“One particular novel type, t17158, emerged as a prominent type responsible for mastitis. The presence of this novel spa type highlights its potential impact on bovine health,” he said.

“Future studies will be required to determine whether MRSA strains isolated from workers’ nasals are related genetically to isolates from cattle. This will be done by analysing their molecular characterization using PFGE, MLST, spa, SCCmec, and agr typing.

Zoonotic transmission

“In this way, LA-MRSA isolates from contaminated bovine milk will be able to be investigated for the possibility of zoonotic transmission. Further, based on the results of this study, the main cause of mastitis in dairy cows in Jordan has been identified as a novel new spa type (t17158).

“These results will be crucial for the rational design and use of vaccines against S. aureus mastitis in Jordan in the future.”

This project was conducted as part of the laboratory’s research into bovine mastitis treatment. This part of the project was a master’s thesis for Sulieman Mashaqbah under the supervision of Dr. Mohammad Gharaibeh and Dr. Luay Abu-Qatouseh. Farah Al- Qudsi (research assistant) and Shehab-Aldeen Assaf (student)also participated in the study.

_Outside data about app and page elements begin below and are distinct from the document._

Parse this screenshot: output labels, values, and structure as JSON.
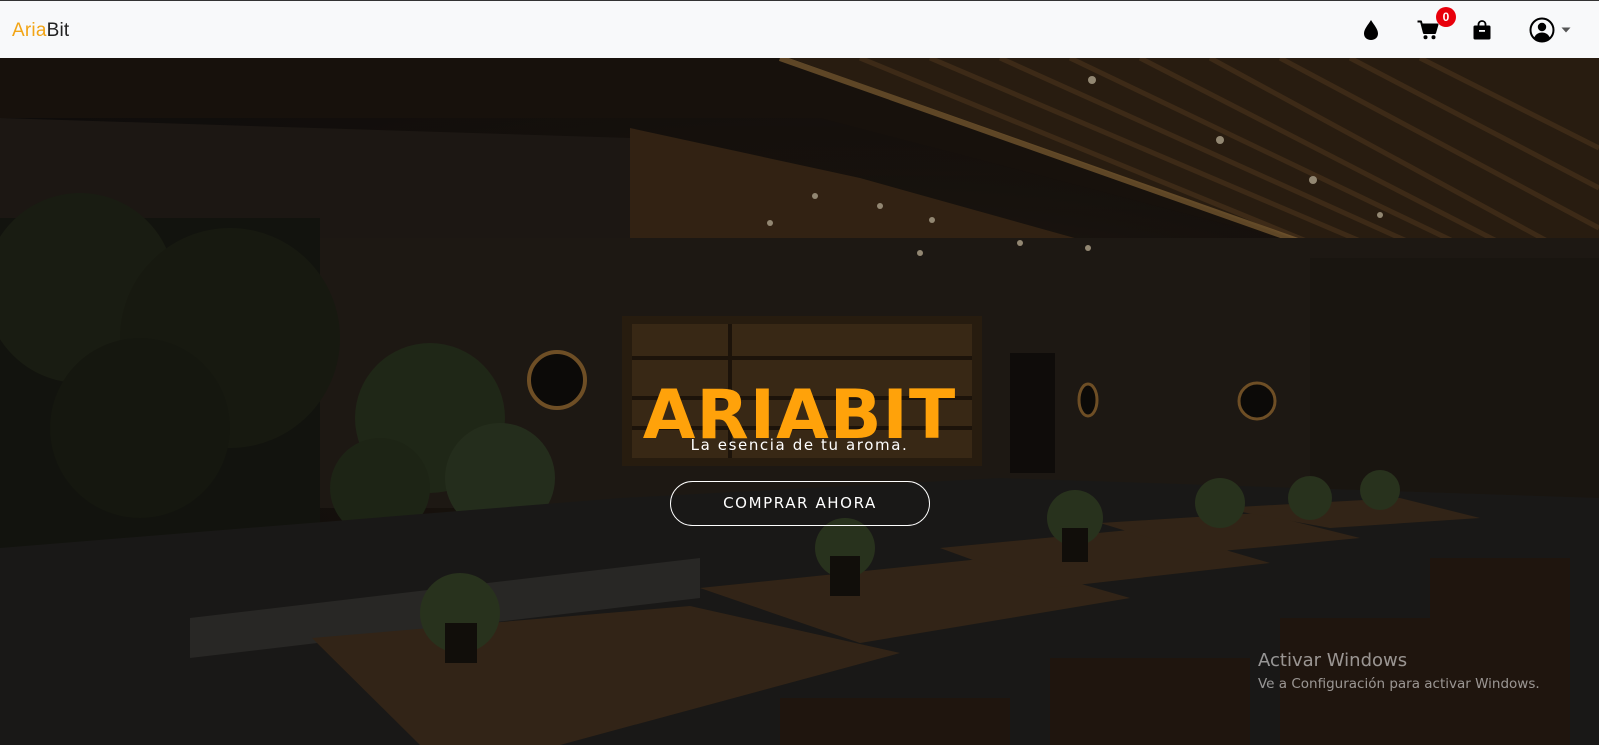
{
  "navbar": {
    "brand_part1": "Aria",
    "brand_part2": "Bit",
    "cart_count": "0",
    "colors": {
      "background": "#f8f9fa",
      "brand_accent": "#f2a516",
      "badge": "#e8000b"
    },
    "icons": [
      "drop-icon",
      "cart-icon",
      "shopping-bag-icon",
      "user-circle-icon",
      "caret-down-icon"
    ]
  },
  "hero": {
    "title": "ARIABIT",
    "subtitle": "La esencia de tu aroma.",
    "cta_label": "COMPRAR AHORA",
    "colors": {
      "title": "#ffa20a",
      "text": "#ffffff"
    }
  },
  "watermark": {
    "line1": "Activar Windows",
    "line2": "Ve a Configuración para activar Windows."
  }
}
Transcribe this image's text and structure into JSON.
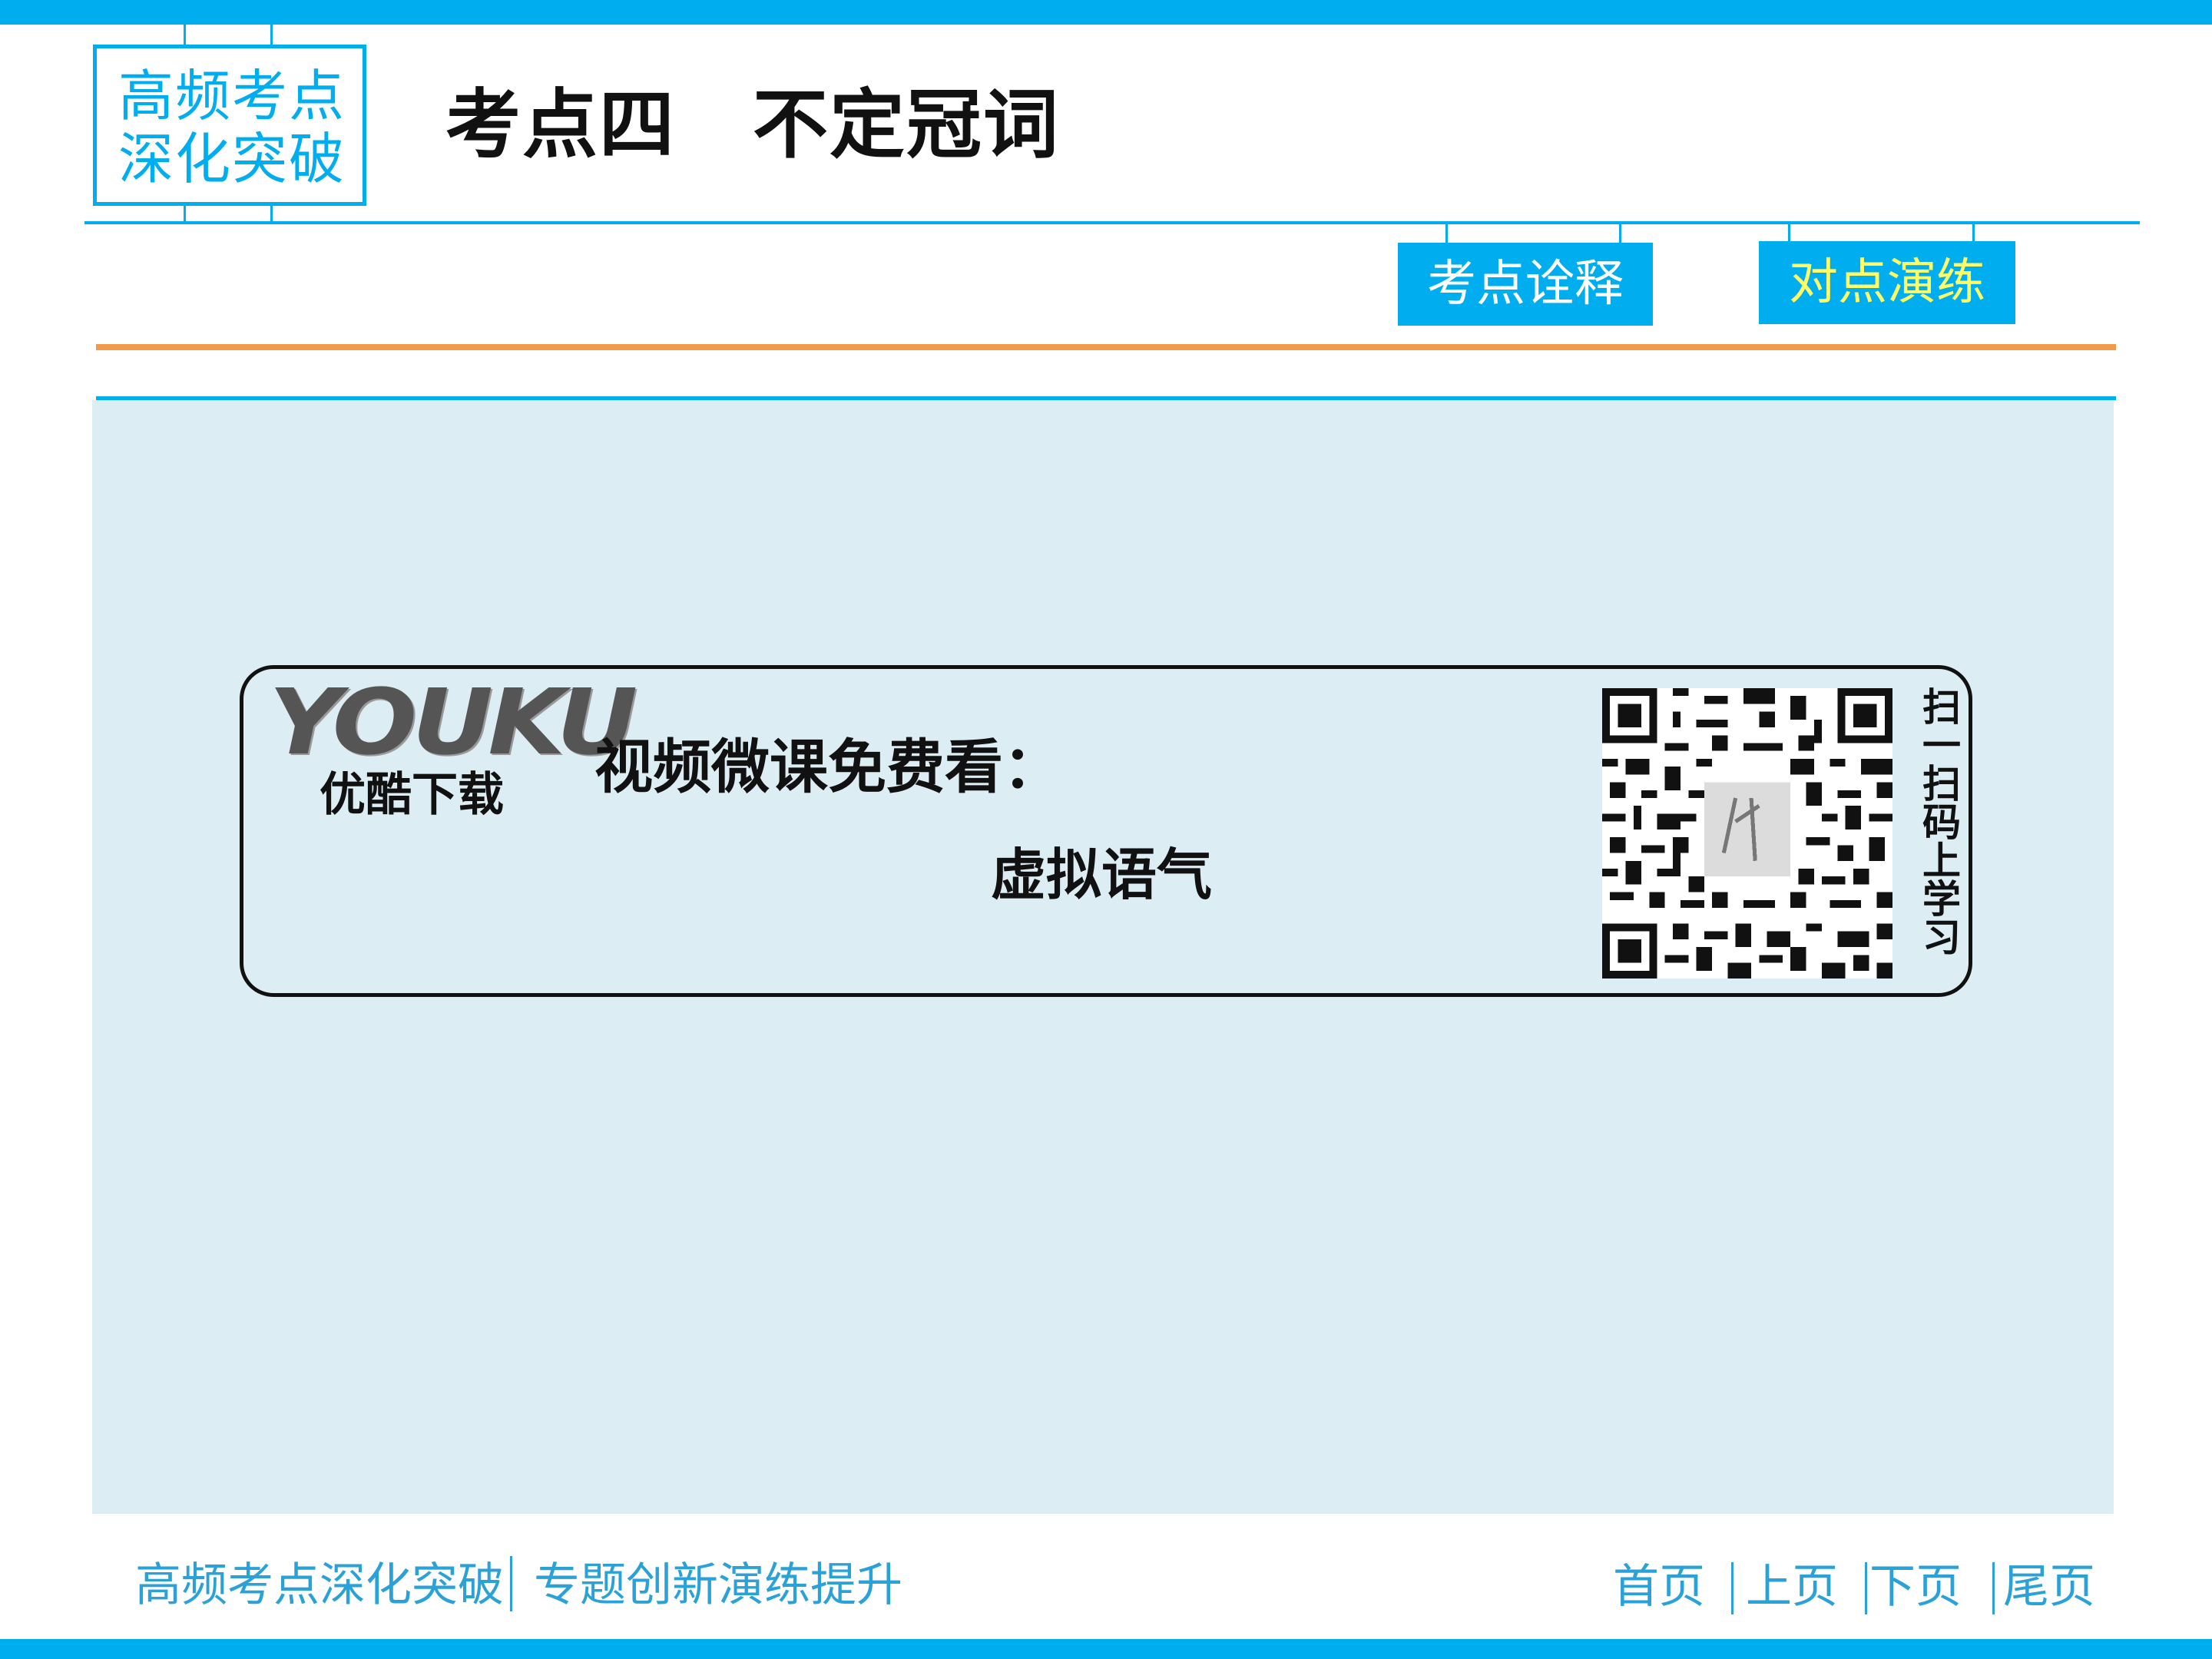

Last but not least, the team would like to acknowledge the financial support provided by the Deanship of Research at Jordan University of Science and Technology.

’Novel spa type and antimicrobial resistance gene profiles of Staphylococcus aureus strains isolated from bovine mastitis in Jordan’ appears in Letters in Applied Microbiology.